To finish up this somewhat disjointed post, below are the best stolen base and the worst caught stealing for the M's in 2014.
Best stolen base of the season:
- Date: September 8th vs. Houston Astros
- Situation: Bottom 8th, 0-0 count, 1 out, runners on first and second, M's tied 1-1
- Result: James Jones steals third base
- WPA: 0.094
This highlight isn't on mlb.com and I can't figure out how to embed a YouTube video with a specific time stamp with the SBNation editor... skip ahead to 12:05 to see the play.
James Jones also stole second base earlier in the inning (good for 0.049 WPA) because that's just what he does. Miller would hit a triple three pitches later, scoring both Jones and Saunders, so it wasn't as if Jones necessarily needed to have been on third to score, but the Mariners chances of getting a run improved from 42.5% (runners on first and second, one out) to 65.3% (runners on first and third, one out). Jones' stolen bases in this contest were big for the Mariners; they were in the middle of a terrible offensive slump, scoring only 14 runs over a stretch of eight games between the 7th and 15th of September. When your offense is that impotent, the value of every extra base feels extra important.
Worst stolen base of the season:
- Date: August 20th @ Philadelphia Phillies
- Situation: Top 4th, 1-1 count, 0 outs, runners on second and third, M's up 2-1
- Result: Chris Denorfia thrown out "stealing home"
- WPA: -0.12
Again, skip ahead to 5:53 to see the play.
Although this wasn't a true stolen base attempt, it goes down in the books as one. What we have here appears to be a terribly broken squeeze play. Denorfia clearly breaks for home on the pitch, but Jesus Sucre does his best Eric Byrnes impersonation and doesn't offer at the ball. It's almost certainly Sucre who missed the sign because Denorfia would've gotten the call directly from the third base coach (unless Rich Donnelly messed up, which I suppose is possible). When asked about this sequence after the game, McClendon said: "Fact is, it didn’t go right.

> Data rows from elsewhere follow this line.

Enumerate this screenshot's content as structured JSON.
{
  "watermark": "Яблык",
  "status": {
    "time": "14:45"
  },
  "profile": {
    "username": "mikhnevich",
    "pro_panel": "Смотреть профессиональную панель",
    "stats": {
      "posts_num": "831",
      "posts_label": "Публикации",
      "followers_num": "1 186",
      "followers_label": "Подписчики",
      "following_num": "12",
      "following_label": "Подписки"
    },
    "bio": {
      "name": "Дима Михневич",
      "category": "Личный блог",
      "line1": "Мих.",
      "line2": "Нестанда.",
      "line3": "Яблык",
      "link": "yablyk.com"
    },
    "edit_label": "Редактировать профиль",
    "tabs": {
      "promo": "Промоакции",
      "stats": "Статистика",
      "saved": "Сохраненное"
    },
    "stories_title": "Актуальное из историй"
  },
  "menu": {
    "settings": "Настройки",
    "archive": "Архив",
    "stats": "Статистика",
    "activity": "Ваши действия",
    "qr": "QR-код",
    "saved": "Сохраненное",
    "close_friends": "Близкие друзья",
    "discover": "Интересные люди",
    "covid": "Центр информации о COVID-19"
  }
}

It makes no difference who screwed up or who did what. It was a screwed-up play." Kudos for refusing to throw your backup catcher under the bus, Lloyd.
This out hurt a lot. Especially when you consider the fact that Sucre singled on the very next pitch (which would've scored Denorfia) and that the Mariners ultimately ended up losing the game 4-3. (Sucre also allowed a run to score on a passed ball in this game. Not his finest performance.)
Finally, a few more Mariners-centric stolen base numbers:
- When trying to steal second base, the Mariners were successful in 85 out of 123 attempts (69% success rate).
- When trying to steal third base, the Mariners were successful in 11 out of 14 attempts (79% success rate). James Jones was 7 for 7 in stealing third.
- The squeeze play with Denorfia and Sucre was the Mariners only "attempt" at stealing home.
- The Mariners attempted just one double steal in 2014. Jackson and Ackely successfully stole third and second base, respectively, in the first inning of a game against A.J. Burnett and the Phillies.
It'll be interesting to see how the Mariners stolen base numbers change next year. A full season of Austin Jackson and a more experienced James Jones (assuming he makes the 25-man roster, which doesn't really seem as likely as it did at the beginning of the off-season) could go a long way to turning Seattle into a real base-stealing threat.